Centre for Inflammation Research

Dr Laura McCulloch

My research is focused on the effects of stroke on systemic immune function and how this contributes to complications of stroke recovery, including infection, gastrointestinal dysfunction and fatigue.

Dr Laura McCulloch

Sir Henry Dale Research Fellow

  • Centre for Inflammation Research

Contact details

Group Members

  • Dr Isobel Mouat, Post-doctoral Research Fellow
  • Rachel Martin, PhD student


An increasing number of stroke patients are surviving long-term after stroke. Complications that effect recovery from stroke (including infection, gastro-intestinal dysfunction, fatigue and cognitive impairments) have rapidly become an area of unmet clinical need. Stroke induces alterations to the systemic immune system which may contribute to these issues and compromise recovery. By understanding the immunological mechanisms that lead to complications of recovery from stroke, we hope to find new therapeutic targets to reduce the impact/ incidence of these complications and improve outcome in stroke patients.

Image of B and T cells
Description of B and T cells

Infection is a common and serious complication of stroke recovery. We have identified deficits in innate-like B cells and circulating IgM antibody due to activation of the sympathetic nervous system and increased production of catecholamines after experimental stroke. This may have an important role in increasing infections in stroke patients and we are investigating whether therapeutic targeting of this pathway may help to reduce this.

Infections occurring at later time points after stroke are also associated with increased death and disability [2]. Considering the danger of infection in both the acute and chronic phases of stroke recovery, little is known of the persistence of the changes to the immune system that occur acutely after stroke or how long stroke patients remain at increased risk of infection.

  1. Patel, A., et al., Executive summary Part 2:   Burden of Stroke in the next 20 years and potential returns from increased spending on research, S. Association, Editor. 2017.
  2. Learoyd, A.E., et al., Infections Up to 76 Days After Stroke Increase Disability and Death. Translational Stroke Research, 2017.

Research Overview

My research uses integrated experimental animal and clinical studies, clinically relevant models of infection and vaccination, and epidemiological population health data analyses to understand the effect of stroke on the immune system and the immunological mechanisms that underpin complications of stroke recovery, such as increased infection risk. Identifying the underlying immunological mechanisms that result in complications of stroke recovery could provide new therapeutic strategies to reduce these complications and improve outcome and long-term survival after stroke.

The following PDF provides a brief visual summary of this group’s current research.


You can view a full catalogue of graphical research summaries for each group in the Centre for Inflammation Research by visiting our Research page.
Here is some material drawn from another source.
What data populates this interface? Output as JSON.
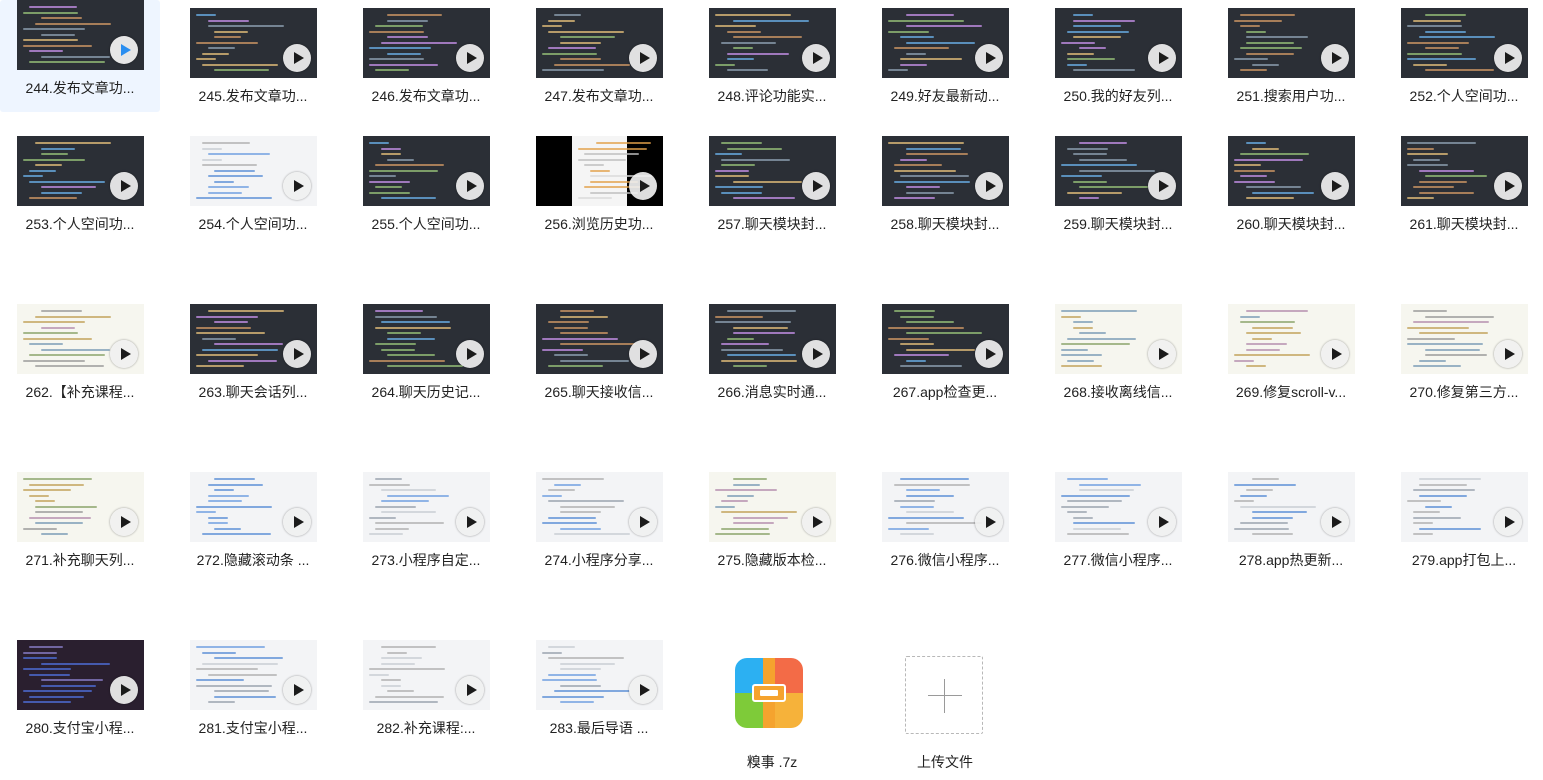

Visit CIR’s Research page

Biographical Profile

I obtained my undergraduate honours degree in Immunology from the University of Glasgow. I then carried out my PhD research at the Roslin Institute under the supervision of Prof Neil Mabbott. During my PhD I identified follicular dendritic cells as the key immune cell responsible for replicating prions in peripheral lymphoid tissue to allow subsequent neuroinvasion and CNS disease.
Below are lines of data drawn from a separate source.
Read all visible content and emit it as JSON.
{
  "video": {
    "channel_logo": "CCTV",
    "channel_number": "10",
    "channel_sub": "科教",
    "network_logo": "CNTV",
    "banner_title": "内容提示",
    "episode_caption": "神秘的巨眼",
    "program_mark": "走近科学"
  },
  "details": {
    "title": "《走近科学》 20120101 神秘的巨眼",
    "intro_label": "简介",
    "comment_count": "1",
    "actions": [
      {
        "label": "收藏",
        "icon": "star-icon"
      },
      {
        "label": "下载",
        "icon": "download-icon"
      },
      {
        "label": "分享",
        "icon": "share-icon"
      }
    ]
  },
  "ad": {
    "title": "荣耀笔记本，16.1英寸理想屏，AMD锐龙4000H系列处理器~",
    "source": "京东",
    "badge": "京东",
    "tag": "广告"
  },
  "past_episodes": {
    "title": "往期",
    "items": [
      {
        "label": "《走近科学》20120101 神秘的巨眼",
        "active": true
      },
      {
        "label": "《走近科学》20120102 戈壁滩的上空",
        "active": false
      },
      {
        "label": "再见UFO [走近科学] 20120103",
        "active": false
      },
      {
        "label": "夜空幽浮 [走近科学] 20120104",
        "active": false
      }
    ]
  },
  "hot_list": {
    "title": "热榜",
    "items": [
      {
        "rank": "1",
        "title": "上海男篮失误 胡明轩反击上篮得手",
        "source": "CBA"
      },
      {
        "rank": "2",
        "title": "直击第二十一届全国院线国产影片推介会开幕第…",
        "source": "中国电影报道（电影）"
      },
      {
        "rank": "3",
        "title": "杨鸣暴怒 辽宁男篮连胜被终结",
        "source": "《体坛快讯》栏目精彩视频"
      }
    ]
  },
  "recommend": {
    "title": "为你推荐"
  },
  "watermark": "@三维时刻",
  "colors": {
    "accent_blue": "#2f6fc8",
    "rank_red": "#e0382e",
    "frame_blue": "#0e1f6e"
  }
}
I moved into the field of stroke research as a post-doc working for Dr Barry McColl where we showed that systemic B cell-mediated immune function was compromised after stroke and contributed to acute post-stroke infection susceptibility. We then continued this work at the UK Dementia Research Institute in Edinburgh, and with collaborators at the University of Manchester and Salford Royal, investigating the effects of stroke on B cells in patients and also trialling B cell targeted strategies to reduce infection after experimental stroke. 

In April 2021 I started my new position on a Sir Henry Dale fellowship from the Wellcome Trust and Royal Society to start my own research group, continuing my work on post-stroke changes to systemic immune function and strategies to improve outcome after stroke.

Other Responsibilities

Co-chair of the Edinburgh Immunology Group (regional British Society for Immunology affinity group)



  • Wellcome Trust
  • Royal Society

Information on funding at Laura McCulloch's Research Explorer profile.